> Task to complete:
Line by line, copy out the entries exactly and leave the pictures behind.

Records from a data collection
--------------------------------------------------

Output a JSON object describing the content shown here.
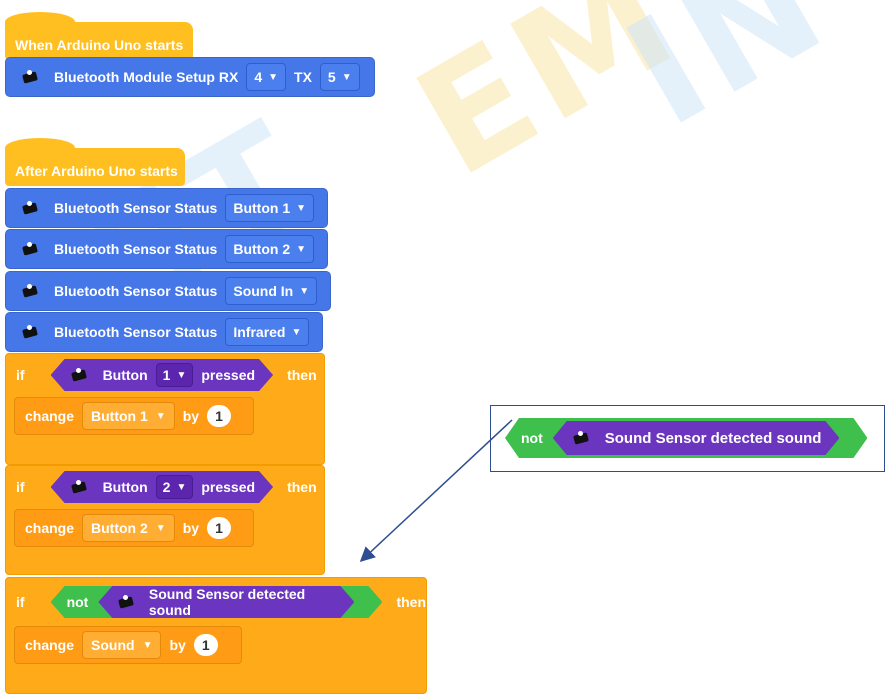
{
  "hat1": {
    "label": "When Arduino Uno starts"
  },
  "setup": {
    "label": "Bluetooth Module Setup RX",
    "rx": "4",
    "tx_label": "TX",
    "tx": "5"
  },
  "hat2": {
    "label": "After Arduino Uno starts"
  },
  "status_blocks": [
    {
      "label": "Bluetooth Sensor Status",
      "option": "Button 1"
    },
    {
      "label": "Bluetooth Sensor Status",
      "option": "Button 2"
    },
    {
      "label": "Bluetooth Sensor Status",
      "option": "Sound In"
    },
    {
      "label": "Bluetooth Sensor Status",
      "option": "Infrared"
    }
  ],
  "if_blocks": [
    {
      "kw": "if",
      "cond_label": "Button",
      "cond_option": "1",
      "cond_suffix": "pressed",
      "then": "then",
      "change": {
        "label": "change",
        "var": "Button 1",
        "by": "by",
        "value": "1"
      }
    },
    {
      "kw": "if",
      "cond_label": "Button",
      "cond_option": "2",
      "cond_suffix": "pressed",
      "then": "then",
      "change": {
        "label": "change",
        "var": "Button 2",
        "by": "by",
        "value": "1"
      }
    },
    {
      "kw": "if",
      "not": "not",
      "cond_label": "Sound Sensor detected sound",
      "then": "then",
      "change": {
        "label": "change",
        "var": "Sound",
        "by": "by",
        "value": "1"
      }
    }
  ],
  "callout": {
    "not": "not",
    "label": "Sound Sensor detected sound"
  },
  "dropdown_arrow": "▼",
  "colors": {
    "motion_blue": "#4577e8",
    "event_yellow": "#ffbf21",
    "control_orange": "#ffab19",
    "sensor_purple": "#6b35bf",
    "operator_green": "#3fbf4c"
  }
}
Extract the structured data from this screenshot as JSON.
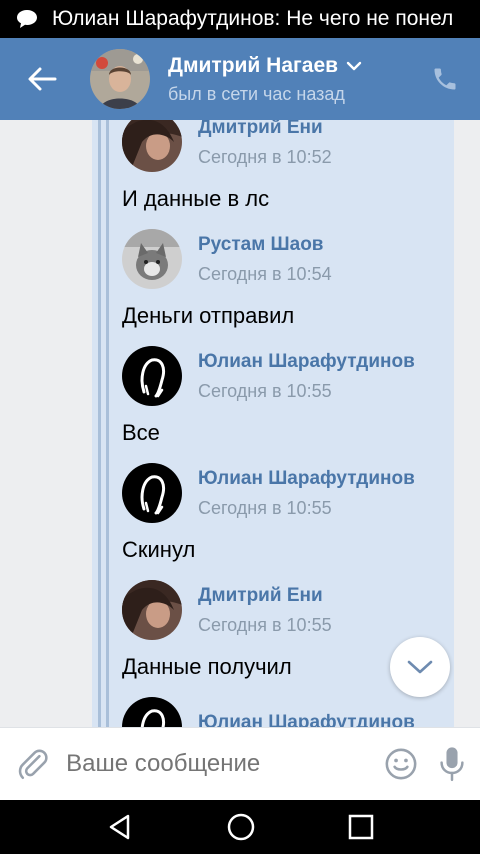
{
  "status_bar": {
    "notification_text": "Юлиан Шарафутдинов: Не чего не понел"
  },
  "header": {
    "contact_name": "Дмитрий Нагаев",
    "last_seen": "был в сети час назад"
  },
  "forwarded_messages": [
    {
      "author": "Дмитрий Ени",
      "time": "Сегодня в 10:52",
      "text": "И данные в лс",
      "avatar": "photo-dark-hair"
    },
    {
      "author": "Рустам Шаов",
      "time": "Сегодня в 10:54",
      "text": "Деньги отправил",
      "avatar": "photo-gray-cat"
    },
    {
      "author": "Юлиан Шарафутдинов",
      "time": "Сегодня в 10:55",
      "text": "Все",
      "avatar": "black-white-logo"
    },
    {
      "author": "Юлиан Шарафутдинов",
      "time": "Сегодня в 10:55",
      "text": "Скинул",
      "avatar": "black-white-logo"
    },
    {
      "author": "Дмитрий Ени",
      "time": "Сегодня в 10:55",
      "text": "Данные получил",
      "avatar": "photo-dark-hair"
    },
    {
      "author": "Юлиан Шарафутдинов",
      "time": "",
      "text": "",
      "avatar": "black-white-logo"
    }
  ],
  "composer": {
    "placeholder": "Ваше сообщение"
  },
  "colors": {
    "header_bg": "#5181b8",
    "forward_panel_bg": "#d8e4f3",
    "author_link": "#4a76a8",
    "timestamp": "#8a9aab"
  },
  "icons": {
    "status": "speech-bubble-icon",
    "back": "arrow-left-icon",
    "dropdown": "chevron-down-icon",
    "call": "phone-icon",
    "scroll": "chevron-down-icon",
    "attach": "paperclip-icon",
    "emoji": "smiley-icon",
    "voice": "microphone-icon",
    "nav_back": "triangle-back-icon",
    "nav_home": "circle-home-icon",
    "nav_recents": "square-recents-icon"
  }
}
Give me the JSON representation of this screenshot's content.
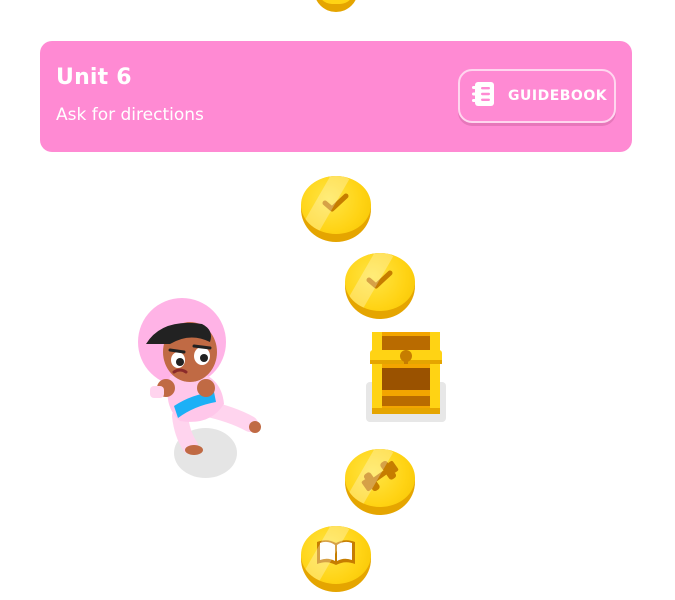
{
  "unit": {
    "title": "Unit 6",
    "subtitle": "Ask for directions",
    "guidebook_label": "GUIDEBOOK"
  },
  "path": {
    "nodes": [
      {
        "type": "lesson",
        "state": "completed",
        "icon": "check-icon"
      },
      {
        "type": "lesson",
        "state": "completed",
        "icon": "check-icon"
      },
      {
        "type": "chest",
        "state": "locked",
        "icon": "treasure-chest-icon"
      },
      {
        "type": "practice",
        "state": "available",
        "icon": "dumbbell-icon"
      },
      {
        "type": "story",
        "state": "available",
        "icon": "book-icon"
      }
    ]
  },
  "colors": {
    "banner": "#ff8ad3",
    "coin_gold": "#ffd314",
    "coin_shade": "#e5a500",
    "icon_brown": "#c67d00"
  }
}
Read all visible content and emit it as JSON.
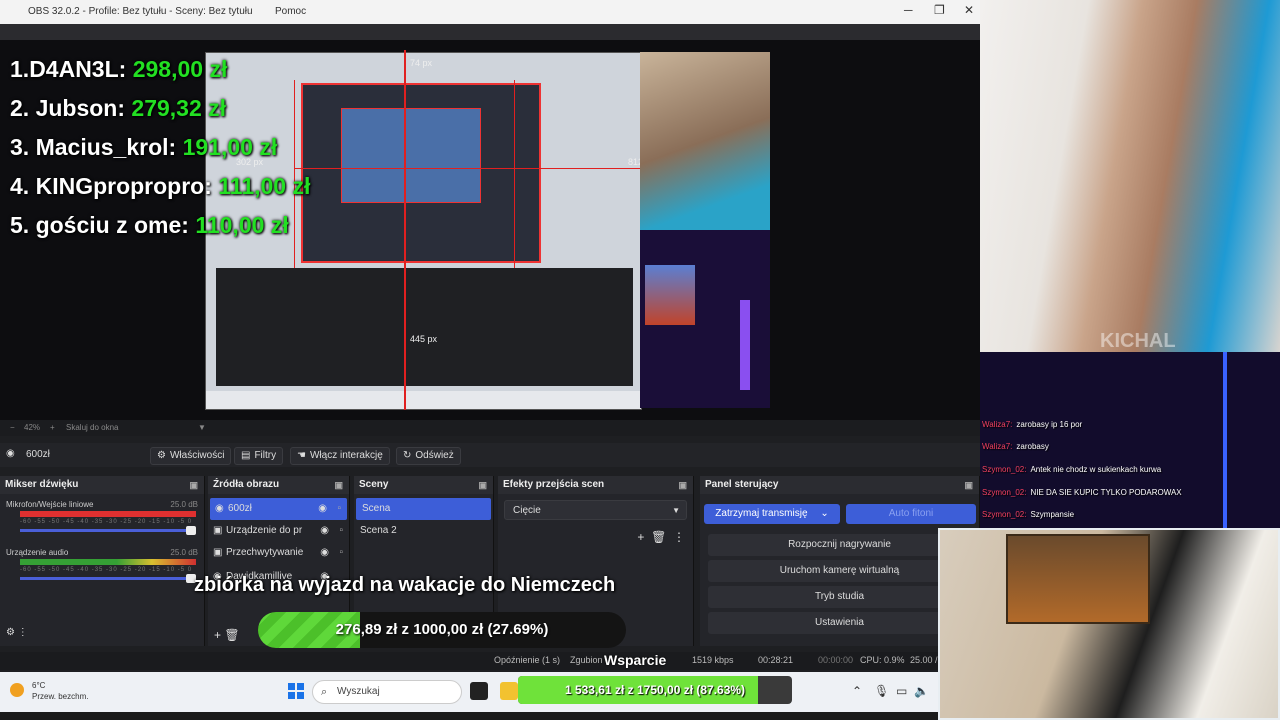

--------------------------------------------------

> Response below:
Output a JSON object describing the content shown here.
{
  "hat1": {
    "label": "When Arduino Uno starts"
  },
  "setup": {
    "label": "Bluetooth Module Setup RX",
    "rx": "4",
    "tx_label": "TX",
    "tx": "5"
  },
  "hat2": {
    "label": "After Arduino Uno starts"
  },
  "status_blocks": [
    {
      "label": "Bluetooth Sensor Status",
      "option": "Button 1"
    },
    {
      "label": "Bluetooth Sensor Status",
      "option": "Button 2"
    },
    {
      "label": "Bluetooth Sensor Status",
      "option": "Sound In"
    },
    {
      "label": "Bluetooth Sensor Status",
      "option": "Infrared"
    }
  ],
  "if_blocks": [
    {
      "kw": "if",
      "cond_label": "Button",
      "cond_option": "1",
      "cond_suffix": "pressed",
      "then": "then",
      "change": {
        "label": "change",
        "var": "Button 1",
        "by": "by",
        "value": "1"
      }
    },
    {
      "kw": "if",
      "cond_label": "Button",
      "cond_option": "2",
      "cond_suffix": "pressed",
      "then": "then",
      "change": {
        "label": "change",
        "var": "Button 2",
        "by": "by",
        "value": "1"
      }
    },
    {
      "kw": "if",
      "not": "not",
      "cond_label": "Sound Sensor detected sound",
      "then": "then",
      "change": {
        "label": "change",
        "var": "Sound",
        "by": "by",
        "value": "1"
      }
    }
  ],
  "callout": {
    "not": "not",
    "label": "Sound Sensor detected sound"
  },
  "dropdown_arrow": "▼",
  "colors": {
    "motion_blue": "#4577e8",
    "event_yellow": "#ffbf21",
    "control_orange": "#ffab19",
    "sensor_purple": "#6b35bf",
    "operator_green": "#3fbf4c"
  }
}
Extract the structured data from this screenshot as JSON.
{
  "status_bar": {
    "notification_text": "Юлиан Шарафутдинов: Не чего не понел"
  },
  "header": {
    "contact_name": "Дмитрий Нагаев",
    "last_seen": "был в сети час назад"
  },
  "forwarded_messages": [
    {
      "author": "Дмитрий Ени",
      "time": "Сегодня в 10:52",
      "text": "И данные в лс",
      "avatar": "photo-dark-hair"
    },
    {
      "author": "Рустам Шаов",
      "time": "Сегодня в 10:54",
      "text": "Деньги отправил",
      "avatar": "photo-gray-cat"
    },
    {
      "author": "Юлиан Шарафутдинов",
      "time": "Сегодня в 10:55",
      "text": "Все",
      "avatar": "black-white-logo"
    },
    {
      "author": "Юлиан Шарафутдинов",
      "time": "Сегодня в 10:55",
      "text": "Скинул",
      "avatar": "black-white-logo"
    },
    {
      "author": "Дмитрий Ени",
      "time": "Сегодня в 10:55",
      "text": "Данные получил",
      "avatar": "photo-dark-hair"
    },
    {
      "author": "Юлиан Шарафутдинов",
      "time": "",
      "text": "",
      "avatar": "black-white-logo"
    }
  ],
  "composer": {
    "placeholder": "Ваше сообщение"
  },
  "colors": {
    "header_bg": "#5181b8",
    "forward_panel_bg": "#d8e4f3",
    "author_link": "#4a76a8",
    "timestamp": "#8a9aab"
  },
  "icons": {
    "status": "speech-bubble-icon",
    "back": "arrow-left-icon",
    "dropdown": "chevron-down-icon",
    "call": "phone-icon",
    "scroll": "chevron-down-icon",
    "attach": "paperclip-icon",
    "emoji": "smiley-icon",
    "voice": "microphone-icon",
    "nav_back": "triangle-back-icon",
    "nav_home": "circle-home-icon",
    "nav_recents": "square-recents-icon"
  }
}
Give me the JSON representation of this screenshot's content.
{
  "unit": {
    "title": "Unit 6",
    "subtitle": "Ask for directions",
    "guidebook_label": "GUIDEBOOK"
  },
  "path": {
    "nodes": [
      {
        "type": "lesson",
        "state": "completed",
        "icon": "check-icon"
      },
      {
        "type": "lesson",
        "state": "completed",
        "icon": "check-icon"
      },
      {
        "type": "chest",
        "state": "locked",
        "icon": "treasure-chest-icon"
      },
      {
        "type": "practice",
        "state": "available",
        "icon": "dumbbell-icon"
      },
      {
        "type": "story",
        "state": "available",
        "icon": "book-icon"
      }
    ]
  },
  "colors": {
    "banner": "#ff8ad3",
    "coin_gold": "#ffd314",
    "coin_shade": "#e5a500",
    "icon_brown": "#c67d00"
  }
}
Read all visible content and emit it as JSON.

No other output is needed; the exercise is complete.